The Oor Wullie Bucket Trail is a fantastic example of a multi level licensing lead partnership and an example of how licensing can help good causes. It is also a further illustration that licensing can live off the shelf in new and dynamic ways such as experiental licensing. It is also a lot of fun and a clever way of getting people to explore a city, exercise and socialise. And, of course, it is a great excuse for a comedy photo or two.
While Oor Wullie spotting I popped into Scotland’s National Portrait Gallery. It is a beautiful building with a fine collection, but it also provided another example to me of how heritage licensors are blending their own retail activity with licensing.
In this case, licensee Fox & Chave had created a range of scarves based on artwork from the gallery. These were displayed on a spinner and looked good. I am sure the museum shop order gave Fox & Chave confidence to press the development button and allows it to explore wider distribution.
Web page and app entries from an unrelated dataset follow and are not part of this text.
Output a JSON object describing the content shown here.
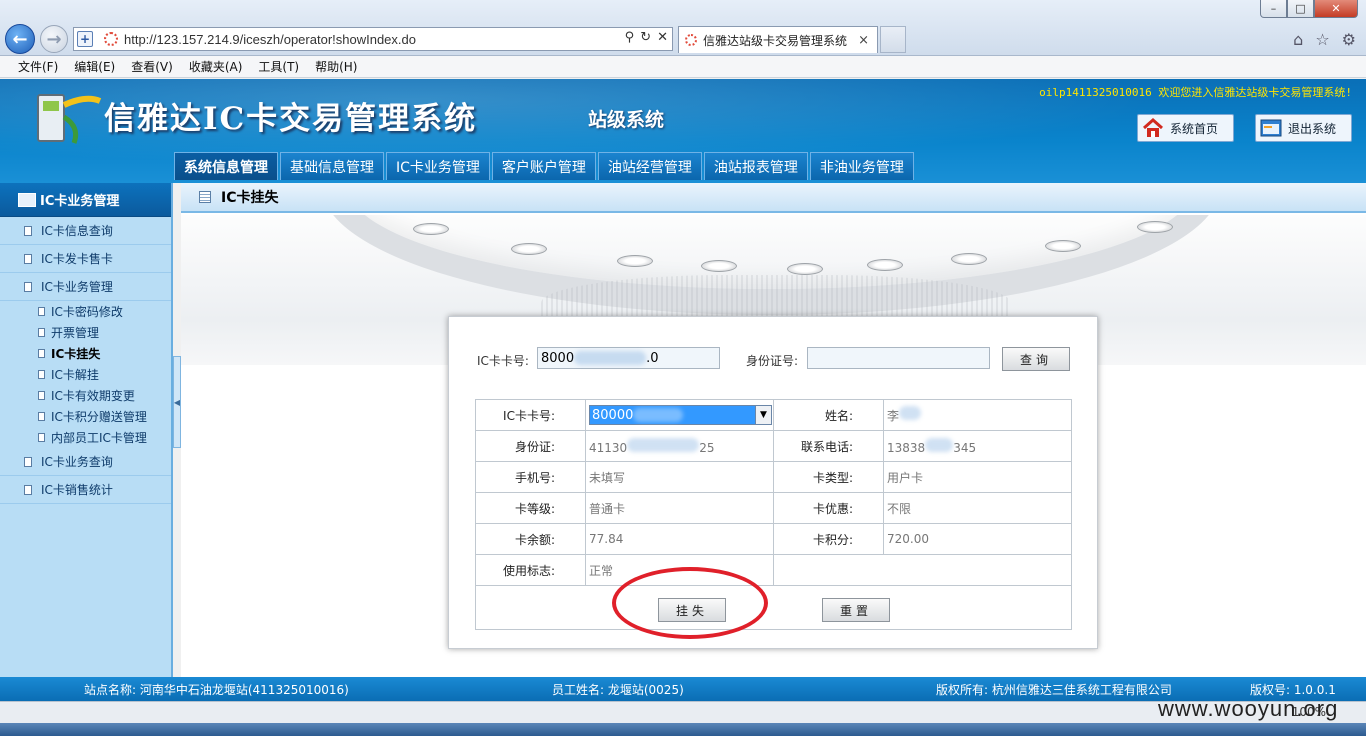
{
  "browser": {
    "url": "http://123.157.214.9/iceszh/operator!showIndex.do",
    "tab_title": "信雅达站级卡交易管理系统",
    "tab_close": "×",
    "menu": [
      "文件(F)",
      "编辑(E)",
      "查看(V)",
      "收藏夹(A)",
      "工具(T)",
      "帮助(H)"
    ],
    "zoom": "100%"
  },
  "header": {
    "title": "信雅达IC卡交易管理系统",
    "subtitle": "站级系统",
    "welcome": "oilp1411325010016 欢迎您进入信雅达站级卡交易管理系统!",
    "home_label": "系统首页",
    "exit_label": "退出系统",
    "nav": [
      "系统信息管理",
      "基础信息管理",
      "IC卡业务管理",
      "客户账户管理",
      "油站经营管理",
      "油站报表管理",
      "非油业务管理"
    ]
  },
  "sidebar": {
    "title": "IC卡业务管理",
    "items": [
      {
        "label": "IC卡信息查询"
      },
      {
        "label": "IC卡发卡售卡"
      },
      {
        "label": "IC卡业务管理"
      }
    ],
    "subitems": [
      "IC卡密码修改",
      "开票管理",
      "IC卡挂失",
      "IC卡解挂",
      "IC卡有效期变更",
      "IC卡积分赠送管理",
      "内部员工IC卡管理"
    ],
    "items_after": [
      {
        "label": "IC卡业务查询"
      },
      {
        "label": "IC卡销售统计"
      }
    ]
  },
  "content": {
    "title": "IC卡挂失",
    "search": {
      "card_label": "IC卡卡号:",
      "card_value_start": "8000",
      "card_value_end": ".0",
      "id_label": "身份证号:",
      "id_value": "",
      "query_label": "查询"
    },
    "info": {
      "card_no_label": "IC卡卡号:",
      "card_no_value": "80000",
      "name_label": "姓名:",
      "name_value": "李",
      "id_label": "身份证:",
      "id_value_start": "41130",
      "id_value_end": "25",
      "phone_label": "联系电话:",
      "phone_value_start": "13838",
      "phone_value_end": "345",
      "mobile_label": "手机号:",
      "mobile_value": "未填写",
      "card_type_label": "卡类型:",
      "card_type_value": "用户卡",
      "grade_label": "卡等级:",
      "grade_value": "普通卡",
      "discount_label": "卡优惠:",
      "discount_value": "不限",
      "balance_label": "卡余额:",
      "balance_value": "77.84",
      "points_label": "卡积分:",
      "points_value": "720.00",
      "status_label": "使用标志:",
      "status_value": "正常"
    },
    "lose_label": "挂失",
    "reset_label": "重置"
  },
  "footer": {
    "station": "站点名称: 河南华中石油龙堰站(411325010016)",
    "staff": "员工姓名: 龙堰站(0025)",
    "copyright": "版权所有: 杭州信雅达三佳系统工程有限公司",
    "version": "版权号: 1.0.0.1"
  },
  "watermark": "www.wooyun.org"
}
It is a practical way of working and gives a licensee some start up momentum.
Edinburgh is a hive of activity at the moment not least as it prepares for the Edinburgh Fringe Festival. It was interesting to see that the Fringe has its own retail shop and merchandise range. Some of the product was developed by Star Editions and included some lines that featured ‘vintage’ poster art. The product and shop were of high quality. This is a further demonstration that brands in licensing terms can emerge from a variety of sources and that licensing can be achieved on a local level.
Obviously in this case the Fringe is a major event that is well attended and internationally recognised which helps in terms of product sales. I suspect that the Fringe merchandise is sold widely in Edinburgh and in travel outlets. Companies like Star Editions are adaptable and flexible, realising deals come in all shapes and sizes.
Rather like Oor Wullie and his buckets, the contemporary licensing market requires fresh thinking and a genuine commitment to partnership. Standard deals will not always work nor will a standard approach.
Finally, every business trip has to end and often the end starts in an airport departure lounge. Just as I was about to switch off my Lookout radar and go into aeroplane mode, I spotted a great pop up display for The Open golf ‘official’ whisky. Developed by Loch Lomond Whiskies, there were two whiskies on show – The Open Special Edition and the Royal Portrush.
The latter is part of a wider collection of whiskies celebrating courses that host The Open. The Open will be staged at Royal Portrush this year. The pop up display included a golf cart and some striking tournament related visuals. It really stood out and used the DNA of the licence well. This is another example of licensing tapping into an experiential vibe.
All in all a great trip to a great city and one that encouraged me that licensing is progressing, albeit in directions that might need the industry to use some fresh thinking.
Ian Downes runs Start Licensing, an independent brand licensing agency. His Twitter handle is @startlicensing – he would welcome your suggestions for what to look out for.